In relation to the Hospital's acts/decisions to a) refer the applicant to Dr X in London, b) not to look for another doctor when it transpired that Dr X was no longer available and c) to discharge the applicant without, as he saw it, putting a care plan in place, the Hospital has provided copies of correspondence to this Office from Mr Hannon (Consultant in the Hospital) to Dr X (dated 1 March 2016) and Professor Plunkett (Medical Director) to the applicant (dated 18 April 2016). It stated that the applicant had been provided with copies of both letters.
In essence, it argues that these letters set out the reasons behind the acts or decisions of the Hospital relevant to the applicant's request.
It appears that while the Hospital favoured a more conservative approach, it contacted Dr X on foot of the applicant's wishes. The letter of 18 April 2016 clearly states "[t]he reason Mr Hannon made a referral to the Treatment Abroad Scheme was that you indicated that your former surgeon Dr X had offered the possibility of surgery in the past". Mr Hannon's letter to Dr X essentially says the same thing. It seems that the applicant requested that he be assessed by Dr X as he was of the view that further surgery was required and that Dr X would provide said surgery.
Professor Plunkett's letter also states that it was the Hospital's belief "that no gastrointestinal surgeon in the NHS" would be prepared to offer the surgical procedure sought by the applicant. It seems clear to me that this was the reason no other doctor was sought.

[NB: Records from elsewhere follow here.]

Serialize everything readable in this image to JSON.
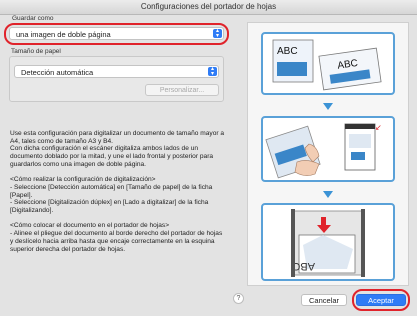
{
  "window": {
    "title": "Configuraciones del portador de hojas"
  },
  "save_as": {
    "label": "Guardar como",
    "value": "una imagen de doble página"
  },
  "paper_size": {
    "label": "Tamaño de papel",
    "value": "Detección automática",
    "customize_label": "Personalizar..."
  },
  "description": "Use esta configuración para digitalizar un documento de tamaño mayor a A4, tales como de tamaño A3 y B4.\nCon dicha configuración el escáner digitaliza ambos lados de un documento doblado por la mitad, y une el lado frontal y posterior para guardarlos como una imagen de doble página.\n\n<Cómo realizar la configuración de digitalización>\n- Seleccione [Detección automática] en [Tamaño de papel] de la ficha [Papel].\n- Seleccione [Digitalización dúplex] en [Lado a digitalizar] de la ficha [Digitalizando].\n\n<Cómo colocar el documento en el portador de hojas>\n- Alinee el pliegue del documento al borde derecho del portador de hojas y deslícelo hacia arriba hasta que encaje correctamente en la esquina superior derecha del portador de hojas.",
  "illustration": {
    "text_abc_1": "ABC",
    "text_abc_2": "ABC",
    "text_abc_3": "ABC"
  },
  "help_label": "?",
  "buttons": {
    "cancel": "Cancelar",
    "ok": "Aceptar"
  }
}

In relation to the final part of the applicant's request, the Hospital contended that the applicant's care was reviewed and discussed at great length prior to 18 April 2016. The Hospital disputes the applicant's view that there was no care plan in place. In this regard, Professor Plunkett's letter refers to the fact that the applicant's condition had been stable for two months and that it was understood that his dietary needs would be provided for when he was discharged. It appears that the Hospital was of the view that the applicant's condition was no longer acute, he did not require in-patient treatment and that his care could be managed by his GP or on an out-patient basis. The letter also set out the steps which could be taken if his symptoms recurred. I am satisfied that there was a care plan in place. Therefore, it seems to me that there is no act or decision to be addressed in relation to the final part of the applicant's request.
This Office's view in relation to statements of reasons under section 10 of the Act is that provided the statement is adequate and clear, there is no requirement that it be in a particular form. Having carefully examined the contents of the letters of the 1 March and 18 April 2016, I am satisfied that they constitute an adequate statement of reasons for the Hospital's decisions as sought in the applicant's request.
Therefore, I find that the information provided to the applicant by the Hospital is adequate to meet its obligations under section 10 of the FOI Act.
Having carried out a review under section 22(2) of the Freedom of Information Act 2014, I hereby vary the Hospital's decision. I find that it was not justified in refusing the applicant's request on the basis of section 15(1)(g) of the Act, however, I find that it had provided an adequate statement of reasons under section 10 of the Act.
Section 24 of the FOI Act sets out detailed provisions for an appeal to the High Court by a party to a review, or any other person affected by the decision. In summary, such an appeal, normally on a point of law, must be initiated not later than four weeks after notice of the decision was given to the person bringing the appeal.